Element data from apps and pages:

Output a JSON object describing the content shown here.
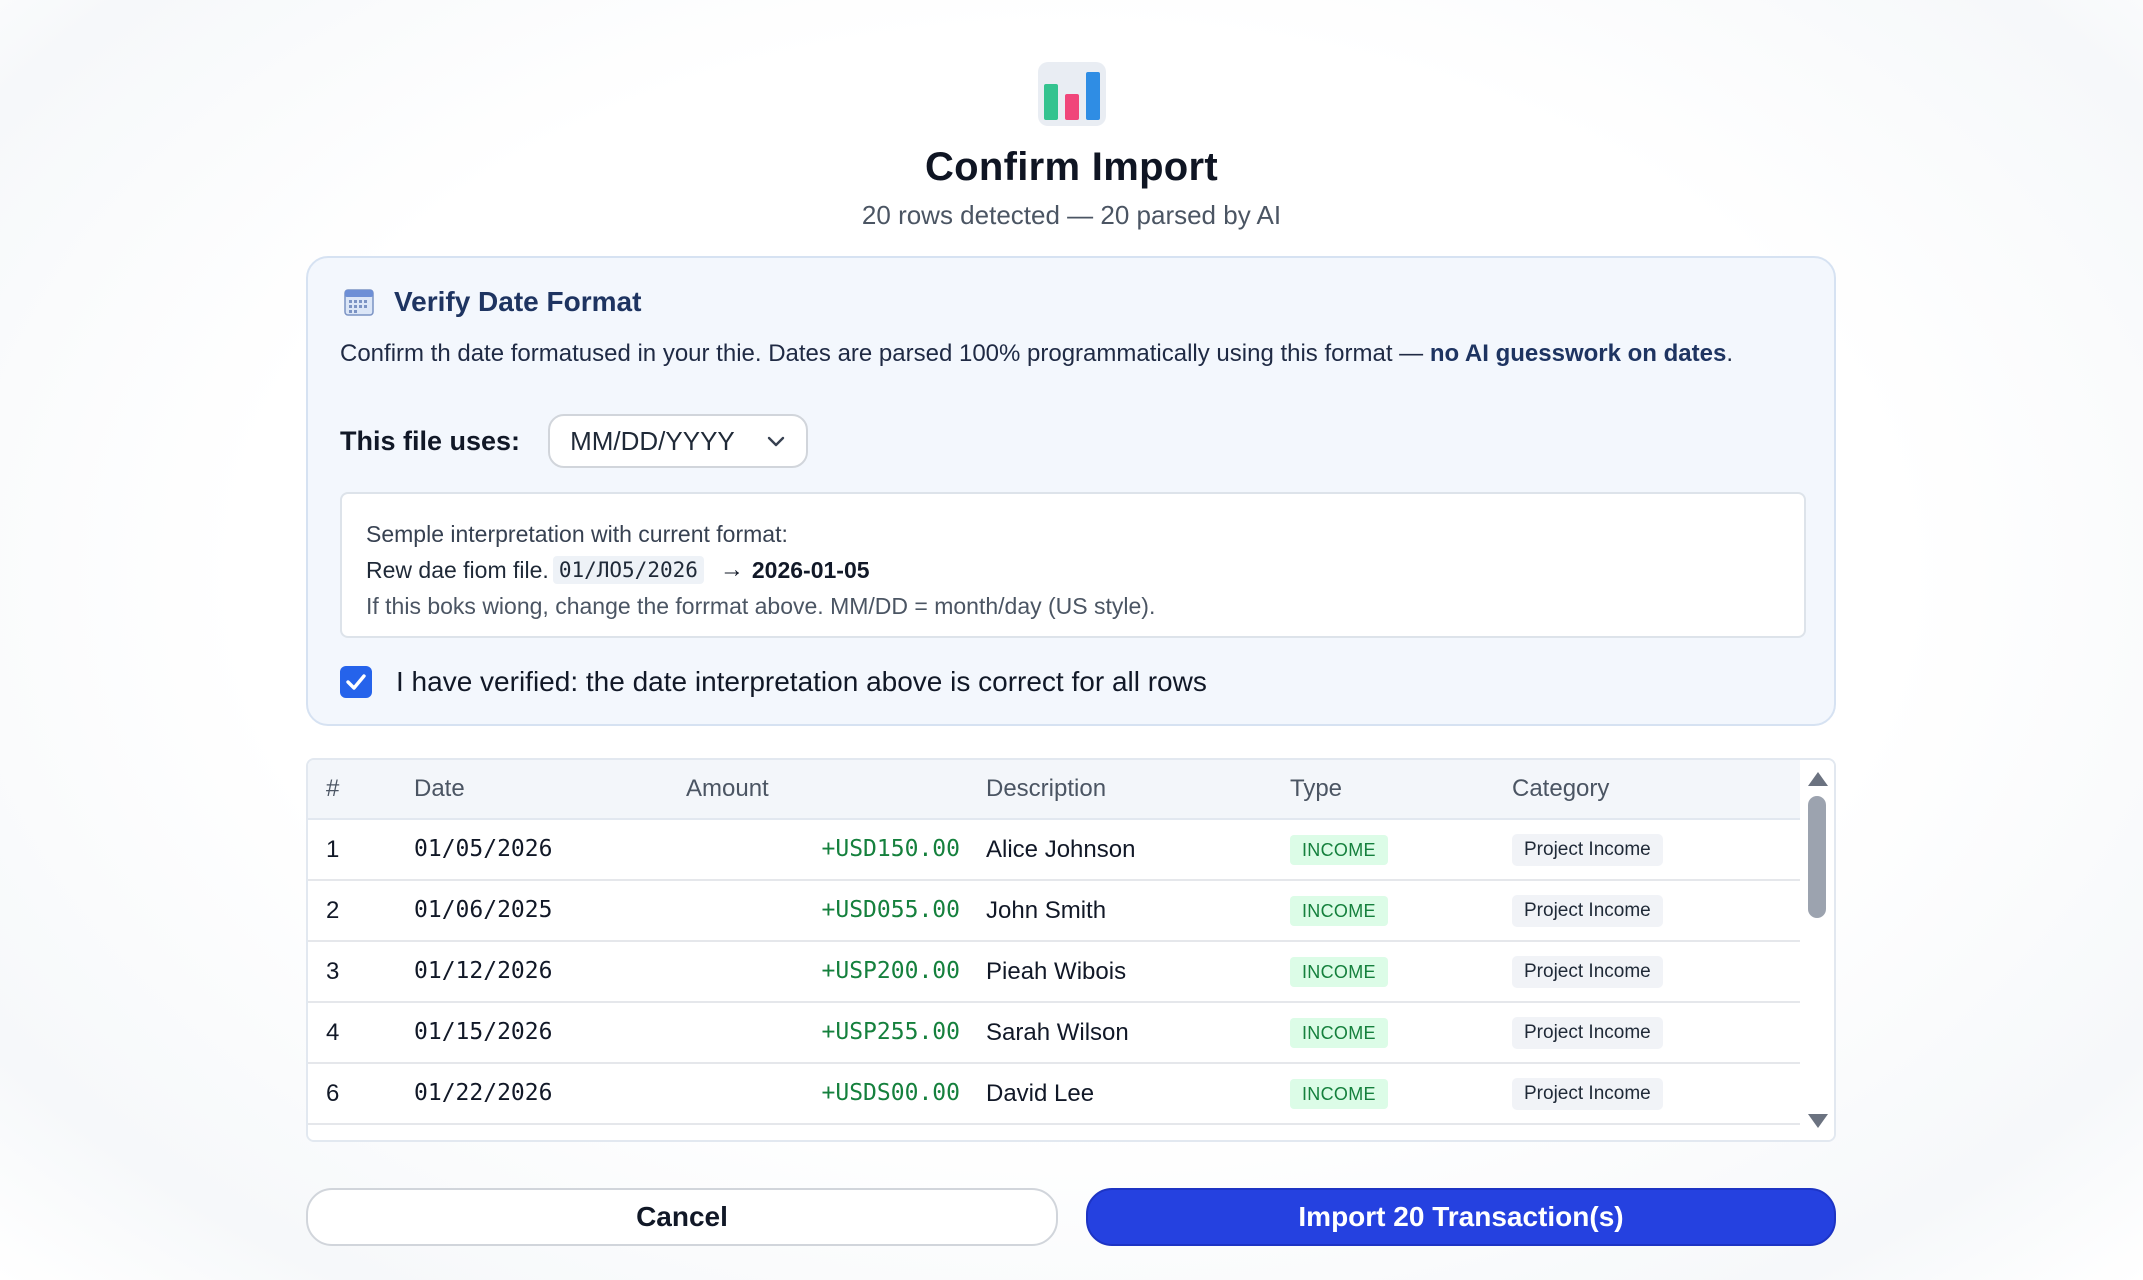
{
  "header": {
    "icon": "bar-chart-icon",
    "title": "Confirm Import",
    "subtitle": "20 rows detected — 20 parsed by AI"
  },
  "date_card": {
    "icon": "calendar-icon",
    "title": "Verify Date Format",
    "description": "Confirm th date formatused in your thie. Dates are parsed 100% programmatically using this format — ",
    "description_bold": "no AI guesswork on dates",
    "description_end": ".",
    "uses_label": "This file uses:",
    "format_value": "MM/DD/YYYY",
    "sample_intro": "Semple interpretation with current format:",
    "raw_label": "Rew dae fiom file.",
    "raw_value": "01/ЛО5/2026",
    "arrow": "→",
    "parsed_value": "2026-01-05",
    "hint": "If this boks wiong, change the forrmat above. MM/DD = month/day (US style).",
    "verified_checked": true,
    "verify_label": "I have verified: the date interpretation above is correct for all rows"
  },
  "table": {
    "columns": [
      "#",
      "Date",
      "Amount",
      "Description",
      "Type",
      "Category"
    ],
    "rows": [
      {
        "num": "1",
        "date": "01/05/2026",
        "amount": "+USD150.00",
        "description": "Alice Johnson",
        "type": "INCOME",
        "category": "Project Income"
      },
      {
        "num": "2",
        "date": "01/06/2025",
        "amount": "+USD055.00",
        "description": "John Smith",
        "type": "INCOME",
        "category": "Project Income"
      },
      {
        "num": "3",
        "date": "01/12/2026",
        "amount": "+USP200.00",
        "description": "Pieah Wibois",
        "type": "INCOME",
        "category": "Project Income"
      },
      {
        "num": "4",
        "date": "01/15/2026",
        "amount": "+USP255.00",
        "description": "Sarah Wilson",
        "type": "INCOME",
        "category": "Project Income"
      },
      {
        "num": "6",
        "date": "01/22/2026",
        "amount": "+USDS00.00",
        "description": "David Lee",
        "type": "INCOME",
        "category": "Project Income"
      }
    ]
  },
  "actions": {
    "cancel_label": "Cancel",
    "import_label": "Import 20 Transaction(s)"
  },
  "colors": {
    "accent": "#2541e0",
    "income_green": "#15803d",
    "card_bg": "#f3f7fd"
  }
}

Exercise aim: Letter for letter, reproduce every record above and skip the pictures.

Answer to this task:
Output a JSON object describing the content shown here.
{
  "header": {
    "icon": "bar-chart-icon",
    "title": "Confirm Import",
    "subtitle": "20 rows detected — 20 parsed by AI"
  },
  "date_card": {
    "icon": "calendar-icon",
    "title": "Verify Date Format",
    "description": "Confirm th date formatused in your thie. Dates are parsed 100% programmatically using this format — ",
    "description_bold": "no AI guesswork on dates",
    "description_end": ".",
    "uses_label": "This file uses:",
    "format_value": "MM/DD/YYYY",
    "sample_intro": "Semple interpretation with current format:",
    "raw_label": "Rew dae fiom file.",
    "raw_value": "01/ЛО5/2026",
    "arrow": "→",
    "parsed_value": "2026-01-05",
    "hint": "If this boks wiong, change the forrmat above. MM/DD = month/day (US style).",
    "verified_checked": true,
    "verify_label": "I have verified: the date interpretation above is correct for all rows"
  },
  "table": {
    "columns": [
      "#",
      "Date",
      "Amount",
      "Description",
      "Type",
      "Category"
    ],
    "rows": [
      {
        "num": "1",
        "date": "01/05/2026",
        "amount": "+USD150.00",
        "description": "Alice Johnson",
        "type": "INCOME",
        "category": "Project Income"
      },
      {
        "num": "2",
        "date": "01/06/2025",
        "amount": "+USD055.00",
        "description": "John Smith",
        "type": "INCOME",
        "category": "Project Income"
      },
      {
        "num": "3",
        "date": "01/12/2026",
        "amount": "+USP200.00",
        "description": "Pieah Wibois",
        "type": "INCOME",
        "category": "Project Income"
      },
      {
        "num": "4",
        "date": "01/15/2026",
        "amount": "+USP255.00",
        "description": "Sarah Wilson",
        "type": "INCOME",
        "category": "Project Income"
      },
      {
        "num": "6",
        "date": "01/22/2026",
        "amount": "+USDS00.00",
        "description": "David Lee",
        "type": "INCOME",
        "category": "Project Income"
      }
    ]
  },
  "actions": {
    "cancel_label": "Cancel",
    "import_label": "Import 20 Transaction(s)"
  },
  "colors": {
    "accent": "#2541e0",
    "income_green": "#15803d",
    "card_bg": "#f3f7fd"
  }
}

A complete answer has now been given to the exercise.